About this exercise. The records are to be repeated in full, with the images removed.
━━━ Records provided
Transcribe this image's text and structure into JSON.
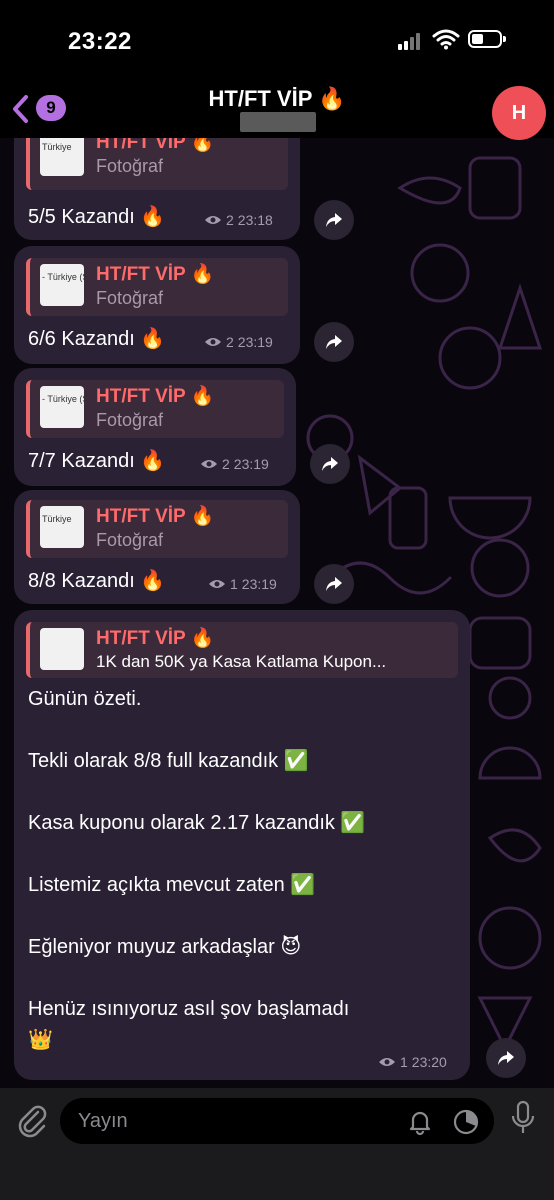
{
  "status_bar": {
    "time": "23:22"
  },
  "header": {
    "back_badge": "9",
    "title": "HT/FT VİP 🔥",
    "avatar_letter": "H"
  },
  "messages": [
    {
      "quote_title": "HT/FT VİP 🔥",
      "quote_sub": "Fotoğraf",
      "thumb_text": "Türkiye",
      "text": "5/5 Kazandı 🔥",
      "views": "2",
      "time": "23:18"
    },
    {
      "quote_title": "HT/FT VİP 🔥",
      "quote_sub": "Fotoğraf",
      "thumb_text": "- Türkiye (S",
      "text": "6/6 Kazandı 🔥",
      "views": "2",
      "time": "23:19"
    },
    {
      "quote_title": "HT/FT VİP 🔥",
      "quote_sub": "Fotoğraf",
      "thumb_text": "- Türkiye (S",
      "text": "7/7 Kazandı 🔥",
      "views": "2",
      "time": "23:19"
    },
    {
      "quote_title": "HT/FT VİP 🔥",
      "quote_sub": "Fotoğraf",
      "thumb_text": "Türkiye",
      "text": "8/8 Kazandı 🔥",
      "views": "1",
      "time": "23:19"
    },
    {
      "quote_title": "HT/FT VİP 🔥",
      "quote_sub": "1K dan 50K ya Kasa Katlama Kupon...",
      "thumb_text": "",
      "text": "Günün özeti.\n\nTekli olarak 8/8 full kazandık ✅\n\nKasa kuponu olarak 2.17 kazandık ✅\n\nListemiz açıkta mevcut zaten ✅\n\nEğleniyor muyuz arkadaşlar 😈\n\nHenüz ısınıyoruz asıl şov başlamadı\n👑",
      "views": "1",
      "time": "23:20"
    }
  ],
  "composer": {
    "placeholder": "Yayın"
  },
  "colors": {
    "accent": "#b46fe0",
    "quote_title": "#ff6a6a",
    "bubble": "#2a2135",
    "avatar": "#ef4f57"
  },
  "icons": [
    "back-chevron-icon",
    "wifi-icon",
    "battery-icon",
    "eye-icon",
    "share-arrow-icon",
    "paperclip-icon",
    "bell-icon",
    "timer-icon",
    "microphone-icon"
  ]
}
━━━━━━
Solution.
Transcribe this image's text and structure into JSON.
{
  "status_bar": {
    "time": "23:22"
  },
  "header": {
    "back_badge": "9",
    "title": "HT/FT VİP 🔥",
    "avatar_letter": "H"
  },
  "messages": [
    {
      "quote_title": "HT/FT VİP 🔥",
      "quote_sub": "Fotoğraf",
      "thumb_text": "Türkiye",
      "text": "5/5 Kazandı 🔥",
      "views": "2",
      "time": "23:18"
    },
    {
      "quote_title": "HT/FT VİP 🔥",
      "quote_sub": "Fotoğraf",
      "thumb_text": "- Türkiye (S",
      "text": "6/6 Kazandı 🔥",
      "views": "2",
      "time": "23:19"
    },
    {
      "quote_title": "HT/FT VİP 🔥",
      "quote_sub": "Fotoğraf",
      "thumb_text": "- Türkiye (S",
      "text": "7/7 Kazandı 🔥",
      "views": "2",
      "time": "23:19"
    },
    {
      "quote_title": "HT/FT VİP 🔥",
      "quote_sub": "Fotoğraf",
      "thumb_text": "Türkiye",
      "text": "8/8 Kazandı 🔥",
      "views": "1",
      "time": "23:19"
    },
    {
      "quote_title": "HT/FT VİP 🔥",
      "quote_sub": "1K dan 50K ya Kasa Katlama Kupon...",
      "thumb_text": "",
      "text": "Günün özeti.\n\nTekli olarak 8/8 full kazandık ✅\n\nKasa kuponu olarak 2.17 kazandık ✅\n\nListemiz açıkta mevcut zaten ✅\n\nEğleniyor muyuz arkadaşlar 😈\n\nHenüz ısınıyoruz asıl şov başlamadı\n👑",
      "views": "1",
      "time": "23:20"
    }
  ],
  "composer": {
    "placeholder": "Yayın"
  },
  "colors": {
    "accent": "#b46fe0",
    "quote_title": "#ff6a6a",
    "bubble": "#2a2135",
    "avatar": "#ef4f57"
  },
  "icons": [
    "back-chevron-icon",
    "wifi-icon",
    "battery-icon",
    "eye-icon",
    "share-arrow-icon",
    "paperclip-icon",
    "bell-icon",
    "timer-icon",
    "microphone-icon"
  ]
}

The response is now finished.